Interiors – both public and private – can be invisible to the eye, hidden from view for many reasons, either by chance or as a deliberate act of concealment. There are interiors that are lost - invisible because they no longer exist in a physical form; erased, all traces of inhabitation removed; or forgotten, lacking a way of voicing their material and immaterial value. Others are shielded from public view because they are buried beneath the surface, sealed off, or locked in - too sensitive, important or fragile for inhabitation. Further there are also some typologies of building that negate the essence of the interior – that is, the capacity to allow exchange between people and space.
Issue #4 of IE:Studio explores the range of interpretations that emerge from the investigation of these hidden, invisible and erased spaces.
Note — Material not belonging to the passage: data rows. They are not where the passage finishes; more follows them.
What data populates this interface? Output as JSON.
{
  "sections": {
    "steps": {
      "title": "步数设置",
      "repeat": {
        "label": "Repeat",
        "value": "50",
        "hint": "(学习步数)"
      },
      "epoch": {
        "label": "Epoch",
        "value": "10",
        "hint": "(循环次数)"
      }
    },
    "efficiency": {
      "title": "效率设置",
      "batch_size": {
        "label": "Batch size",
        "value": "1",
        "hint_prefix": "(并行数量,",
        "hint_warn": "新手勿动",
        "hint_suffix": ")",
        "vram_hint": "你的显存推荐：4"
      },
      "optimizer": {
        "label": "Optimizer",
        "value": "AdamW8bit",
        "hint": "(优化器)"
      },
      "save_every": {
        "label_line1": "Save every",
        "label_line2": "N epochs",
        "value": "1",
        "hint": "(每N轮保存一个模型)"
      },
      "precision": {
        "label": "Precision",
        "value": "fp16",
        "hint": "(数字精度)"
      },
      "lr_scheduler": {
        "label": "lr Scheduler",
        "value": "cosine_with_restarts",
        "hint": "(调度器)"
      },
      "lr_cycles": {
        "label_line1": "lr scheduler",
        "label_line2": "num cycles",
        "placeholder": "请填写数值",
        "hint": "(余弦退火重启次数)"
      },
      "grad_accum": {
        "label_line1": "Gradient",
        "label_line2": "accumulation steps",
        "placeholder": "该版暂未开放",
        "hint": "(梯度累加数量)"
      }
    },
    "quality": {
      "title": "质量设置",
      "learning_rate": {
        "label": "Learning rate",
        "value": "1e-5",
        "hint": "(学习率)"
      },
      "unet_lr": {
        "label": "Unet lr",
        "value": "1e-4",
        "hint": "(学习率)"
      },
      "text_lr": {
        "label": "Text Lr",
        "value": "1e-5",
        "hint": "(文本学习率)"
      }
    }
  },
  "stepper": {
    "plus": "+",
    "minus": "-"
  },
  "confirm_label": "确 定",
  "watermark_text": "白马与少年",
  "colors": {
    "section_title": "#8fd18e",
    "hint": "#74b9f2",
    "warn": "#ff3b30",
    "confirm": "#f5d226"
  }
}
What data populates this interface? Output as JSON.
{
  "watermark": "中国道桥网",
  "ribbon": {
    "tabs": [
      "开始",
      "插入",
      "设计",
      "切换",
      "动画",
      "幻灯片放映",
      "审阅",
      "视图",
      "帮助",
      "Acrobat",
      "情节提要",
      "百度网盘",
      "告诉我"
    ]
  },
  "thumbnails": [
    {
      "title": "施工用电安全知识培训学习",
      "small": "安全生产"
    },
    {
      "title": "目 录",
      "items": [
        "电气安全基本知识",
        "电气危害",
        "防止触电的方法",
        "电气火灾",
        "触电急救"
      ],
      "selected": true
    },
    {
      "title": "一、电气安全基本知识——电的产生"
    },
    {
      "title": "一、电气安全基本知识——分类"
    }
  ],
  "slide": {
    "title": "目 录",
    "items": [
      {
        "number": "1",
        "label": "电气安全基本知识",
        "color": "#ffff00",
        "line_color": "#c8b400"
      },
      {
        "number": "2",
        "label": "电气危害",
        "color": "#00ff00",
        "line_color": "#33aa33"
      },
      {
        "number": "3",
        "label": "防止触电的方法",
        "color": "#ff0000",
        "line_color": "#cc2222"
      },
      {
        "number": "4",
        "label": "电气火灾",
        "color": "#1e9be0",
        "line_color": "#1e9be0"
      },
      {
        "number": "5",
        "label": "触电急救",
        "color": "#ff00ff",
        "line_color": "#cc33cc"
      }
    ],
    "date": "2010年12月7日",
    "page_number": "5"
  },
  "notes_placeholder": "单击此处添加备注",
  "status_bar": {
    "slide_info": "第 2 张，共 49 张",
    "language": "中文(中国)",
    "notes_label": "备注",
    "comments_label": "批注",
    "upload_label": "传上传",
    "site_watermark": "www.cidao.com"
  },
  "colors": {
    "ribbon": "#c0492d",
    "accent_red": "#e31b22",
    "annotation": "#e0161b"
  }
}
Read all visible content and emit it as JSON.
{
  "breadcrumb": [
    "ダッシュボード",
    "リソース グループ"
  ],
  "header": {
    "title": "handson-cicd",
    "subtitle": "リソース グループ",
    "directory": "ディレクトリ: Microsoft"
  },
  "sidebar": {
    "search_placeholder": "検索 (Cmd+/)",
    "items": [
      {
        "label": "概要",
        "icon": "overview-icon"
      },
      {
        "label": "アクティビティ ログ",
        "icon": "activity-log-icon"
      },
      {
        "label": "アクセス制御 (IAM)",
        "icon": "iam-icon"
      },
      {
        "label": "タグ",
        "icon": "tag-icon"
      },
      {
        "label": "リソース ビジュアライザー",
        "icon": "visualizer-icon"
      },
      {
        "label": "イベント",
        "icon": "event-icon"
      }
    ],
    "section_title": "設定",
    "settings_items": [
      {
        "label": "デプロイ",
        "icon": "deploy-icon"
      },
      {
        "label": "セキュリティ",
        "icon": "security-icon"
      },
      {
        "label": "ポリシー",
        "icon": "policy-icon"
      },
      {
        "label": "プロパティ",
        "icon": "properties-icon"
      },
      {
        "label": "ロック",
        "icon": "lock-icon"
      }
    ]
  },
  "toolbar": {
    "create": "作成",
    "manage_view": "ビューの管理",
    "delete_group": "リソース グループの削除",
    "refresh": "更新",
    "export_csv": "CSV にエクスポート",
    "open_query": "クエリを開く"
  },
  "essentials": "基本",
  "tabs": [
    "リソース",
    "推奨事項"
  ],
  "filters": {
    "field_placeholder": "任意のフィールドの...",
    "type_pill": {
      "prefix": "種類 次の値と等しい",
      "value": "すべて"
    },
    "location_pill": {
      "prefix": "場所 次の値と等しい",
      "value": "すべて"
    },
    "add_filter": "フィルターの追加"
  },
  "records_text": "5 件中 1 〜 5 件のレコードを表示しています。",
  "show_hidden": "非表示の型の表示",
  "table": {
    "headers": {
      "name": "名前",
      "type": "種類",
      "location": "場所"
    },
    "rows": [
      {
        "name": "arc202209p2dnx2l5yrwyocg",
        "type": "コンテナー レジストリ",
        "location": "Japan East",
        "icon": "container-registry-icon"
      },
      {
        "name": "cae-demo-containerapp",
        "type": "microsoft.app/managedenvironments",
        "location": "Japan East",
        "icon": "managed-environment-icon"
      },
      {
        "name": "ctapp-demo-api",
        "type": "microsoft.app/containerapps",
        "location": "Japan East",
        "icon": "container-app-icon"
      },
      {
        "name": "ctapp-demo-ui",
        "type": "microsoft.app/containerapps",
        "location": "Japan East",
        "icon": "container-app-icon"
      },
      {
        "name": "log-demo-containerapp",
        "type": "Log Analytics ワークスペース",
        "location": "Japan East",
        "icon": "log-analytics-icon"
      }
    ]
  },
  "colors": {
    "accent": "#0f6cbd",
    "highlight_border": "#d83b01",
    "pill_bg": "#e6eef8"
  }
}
Today digital technologies provide us with pseudo surgical tools through which to record, document, extract and reproduce interiors that are threatened, hidden or concealed, but what tactics and tools can we adopt to take apart, read and interpret the multiple layers of memory and matter that are embedded within the fabric of the interior? What happens when we encounter content and data that poses ethical and political questions? And in the uncovering of such interiors are we aestheticising trauma rather than simply unpicking the truth? Can the increased scrutiny of what lies beneath the surface of the interior give spaces their own agency beyond human inhabitation?
This issue offers a diverse collection of essays and studio briefs that question and expose a range of positions in relation to lost and hidden interiors, and what happens when these spaces are restored to the public gaze, literally and/or metaphorically. The eleven papers included here are organised into three sections: Studio, Research and Practice, and have been curated under five headings: #negated, #forgotten, #concealed, #erased and #lost that identify different typologies of the hidden interior as well as varying strategies of engagement. The three different sections - Studio, Research, Practice – provide a useful framework for how Research and Practice in Interiors informs Studio briefs. The wide range of contributors including academics, researchers, students and practitioners together underline the collaborative nature of interiors as a discipline.
Some of the papers document STUDIO briefs and student responses to them. For example Marta Averna’s analysis of the Colonie in Northern Italy – a legacy of its Fascist heritage – and the student projects that re-conceive their interiors through a strategy of overwriting the traumatic history of these spaces with the identification of new narratives. Gennaro Postiglione and Francesco Lenzini’s essay examines the Atlantic Wall – an example of a fortified coastal structure built to protect the Allies from invasion during the Second World War – questioning the potential for this abandoned set of structures to operate as a device for reconnecting our past, present and future by restoring its hidden spaces to the public gaze. Chiara Lecce’s discussion of the Open Neighbourhood offers a strategic methodology for transforming the meanwhile spaces of Milan, in order to catalyse ongoing and sustained development. Here student work is intimately contextualised and catalogued.
Others papers describe academic RESEARCH that inform teaching such as Silvia Piardi, Francesco Scullica, Michele Ottomanelli and Elena Elgani’s investigation of the smart factory, considering its relationship to context and to inhabitation, and Nigel Simpkins study of the camera obscura as a device that articulates a relationship to the city that is intimate and hidden. Charlotte Anthony offers her research into the Keskidee Centre in London – a building that no longer exists – establishing a methodology for investigating and documenting interiors that have been erased. And Giovanna Piccinno explores the locus of the ‘contemporary nomadic citizen’, contemplating the ‘dematerialization of physical space’ within a network of digital interactions.
Thomas Kendall’s paper, ‘The Juniper Tree’ is experimental, testing the space of the page as the site of erasure and exploring the impact of gaps in the narrative, missing letters, words and paragraphs, as well proposing that text is itself spatial and thus inhabitable. Carmel Keren’s essay is also propositional, speculating on the capacity of Google Street View to freeze time and capture lost narratives of inhabitation.
Michael Westhorp’s paper offers an insight into PRACTICE by designing a hidden typology – the gay sauna. His project grapples with the question of visibility both in terms of the activity that the sauna accommodates and in the materiality of the interventions made. Rebecca Disney and Simon Lanyon-Hogg explore methods of detection that reveal the long-held secrets that the interior holds on to, and test these strategies to construct a new archive for a ‘forgotten and overlooked space.’
The papers here all look to describe buildings and spaces that have disappeared or remain deliberately concealed - a complex interior landscape that is investigated, deciphered and re-presented using an array of methods and tactics. Such investigations are especially relevant to academics and practitioners of the interior as they address the physical and emotional complexity of the environments that frame our lives. Further the disentanglement of the multi-layered realm of the interior offers new visions for its future as an ongoing archive of human experience.